Task: Copy all lines holding the word "header" from the entries.
--- Data ---
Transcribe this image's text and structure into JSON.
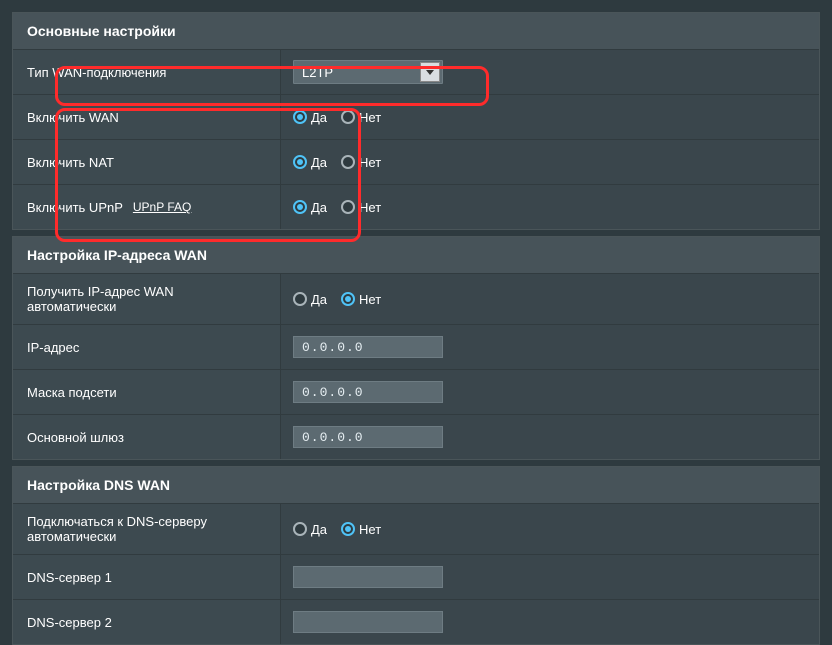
{
  "main_settings": {
    "header": "Основные настройки",
    "wan_type_label": "Тип WAN-подключения",
    "wan_type_value": "L2TP",
    "enable_wan_label": "Включить WAN",
    "enable_nat_label": "Включить NAT",
    "enable_upnp_label": "Включить UPnP",
    "upnp_faq_label": "UPnP  FAQ",
    "yes": "Да",
    "no": "Нет"
  },
  "ip_settings": {
    "header": "Настройка IP-адреса WAN",
    "auto_ip_label": "Получить IP-адрес WAN автоматически",
    "ip_label": "IP-адрес",
    "ip_value": "0.0.0.0",
    "mask_label": "Маска подсети",
    "mask_value": "0.0.0.0",
    "gateway_label": "Основной шлюз",
    "gateway_value": "0.0.0.0"
  },
  "dns_settings": {
    "header": "Настройка DNS WAN",
    "auto_dns_label": "Подключаться к DNS-серверу автоматически",
    "dns1_label": "DNS-сервер 1",
    "dns1_value": "",
    "dns2_label": "DNS-сервер 2",
    "dns2_value": ""
  }
}
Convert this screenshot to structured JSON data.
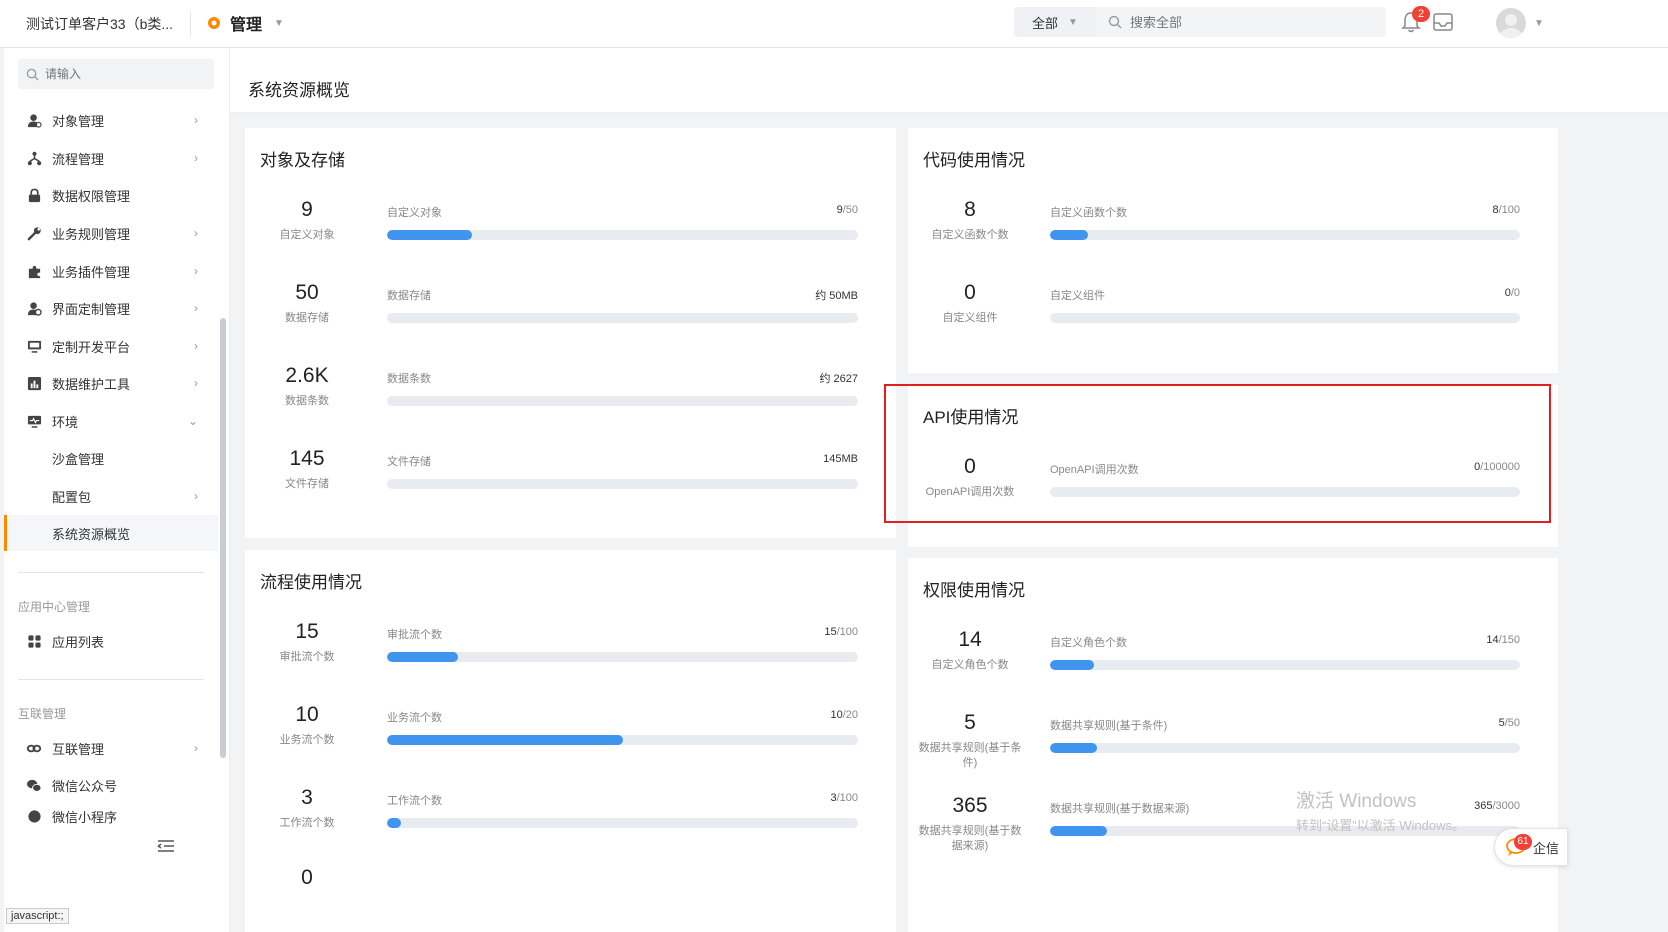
{
  "header": {
    "company": "测试订单客户33（b类...",
    "module": "管理",
    "scope": "全部",
    "search_placeholder": "搜索全部",
    "notification_count": "2"
  },
  "sidebar": {
    "search_placeholder": "请输入",
    "items": [
      {
        "label": "对象管理",
        "icon": "object-icon"
      },
      {
        "label": "流程管理",
        "icon": "flow-icon"
      },
      {
        "label": "数据权限管理",
        "icon": "lock-icon"
      },
      {
        "label": "业务规则管理",
        "icon": "wrench-icon"
      },
      {
        "label": "业务插件管理",
        "icon": "puzzle-icon"
      },
      {
        "label": "界面定制管理",
        "icon": "ui-custom-icon"
      },
      {
        "label": "定制开发平台",
        "icon": "monitor-icon"
      },
      {
        "label": "数据维护工具",
        "icon": "chart-icon"
      },
      {
        "label": "环境",
        "icon": "environment-icon"
      }
    ],
    "env_children": [
      "沙盒管理",
      "配置包",
      "系统资源概览"
    ],
    "group_app_center": "应用中心管理",
    "app_list": "应用列表",
    "group_interconnect": "互联管理",
    "interconnect": "互联管理",
    "wechat_official": "微信公众号",
    "wechat_mini": "微信小程序",
    "status_link": "javascript:;"
  },
  "page": {
    "title": "系统资源概览"
  },
  "cards": {
    "objects": {
      "title": "对象及存储",
      "metrics": [
        {
          "value": "9",
          "caption": "自定义对象",
          "label": "自定义对象",
          "used": "9",
          "total": "/50",
          "fraction": 0.18
        },
        {
          "value": "50",
          "caption": "数据存储",
          "label": "数据存储",
          "used": "约 50MB",
          "total": "",
          "fraction": 0
        },
        {
          "value": "2.6K",
          "caption": "数据条数",
          "label": "数据条数",
          "used": "约 2627",
          "total": "",
          "fraction": 0
        },
        {
          "value": "145",
          "caption": "文件存储",
          "label": "文件存储",
          "used": "145MB",
          "total": "",
          "fraction": 0
        }
      ]
    },
    "code": {
      "title": "代码使用情况",
      "metrics": [
        {
          "value": "8",
          "caption": "自定义函数个数",
          "label": "自定义函数个数",
          "used": "8",
          "total": "/100",
          "fraction": 0.08
        },
        {
          "value": "0",
          "caption": "自定义组件",
          "label": "自定义组件",
          "used": "0",
          "total": "/0",
          "fraction": 0
        }
      ]
    },
    "api": {
      "title": "API使用情况",
      "metrics": [
        {
          "value": "0",
          "caption": "OpenAPI调用次数",
          "label": "OpenAPI调用次数",
          "used": "0",
          "total": "/100000",
          "fraction": 0
        }
      ]
    },
    "flow": {
      "title": "流程使用情况",
      "metrics": [
        {
          "value": "15",
          "caption": "审批流个数",
          "label": "审批流个数",
          "used": "15",
          "total": "/100",
          "fraction": 0.15
        },
        {
          "value": "10",
          "caption": "业务流个数",
          "label": "业务流个数",
          "used": "10",
          "total": "/20",
          "fraction": 0.5
        },
        {
          "value": "3",
          "caption": "工作流个数",
          "label": "工作流个数",
          "used": "3",
          "total": "/100",
          "fraction": 0.03
        },
        {
          "value": "0",
          "caption": "",
          "label": "",
          "used": "",
          "total": "",
          "fraction": 0
        }
      ]
    },
    "permission": {
      "title": "权限使用情况",
      "metrics": [
        {
          "value": "14",
          "caption": "自定义角色个数",
          "label": "自定义角色个数",
          "used": "14",
          "total": "/150",
          "fraction": 0.093
        },
        {
          "value": "5",
          "caption": "数据共享规则(基于条件)",
          "label": "数据共享规则(基于条件)",
          "used": "5",
          "total": "/50",
          "fraction": 0.1
        },
        {
          "value": "365",
          "caption": "数据共享规则(基于数据来源)",
          "label": "数据共享规则(基于数据来源)",
          "used": "365",
          "total": "/3000",
          "fraction": 0.122
        }
      ]
    }
  },
  "watermark": {
    "line1": "激活 Windows",
    "line2": "转到“设置”以激活 Windows。"
  },
  "wecom": {
    "label": "企信",
    "count": "61"
  },
  "colors": {
    "accent": "#ff8a00",
    "bar_fill": "#3f95ee",
    "bar_track": "#e8ebf0",
    "highlight": "#e0201d"
  }
}
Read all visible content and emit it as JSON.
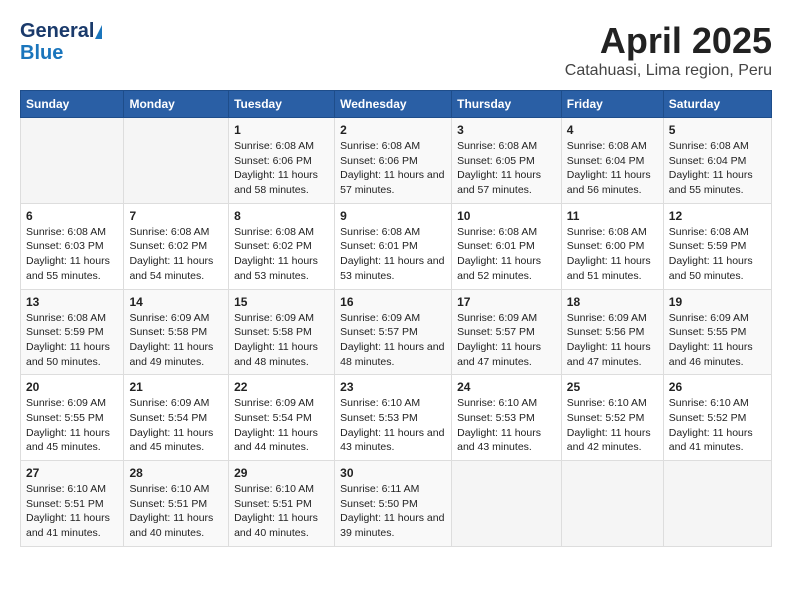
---
Your solution:
    "header": "Основные настройки",
    "header": "Настройка IP-адреса WAN",
    "header": "Настройка DNS WAN",
  "header": {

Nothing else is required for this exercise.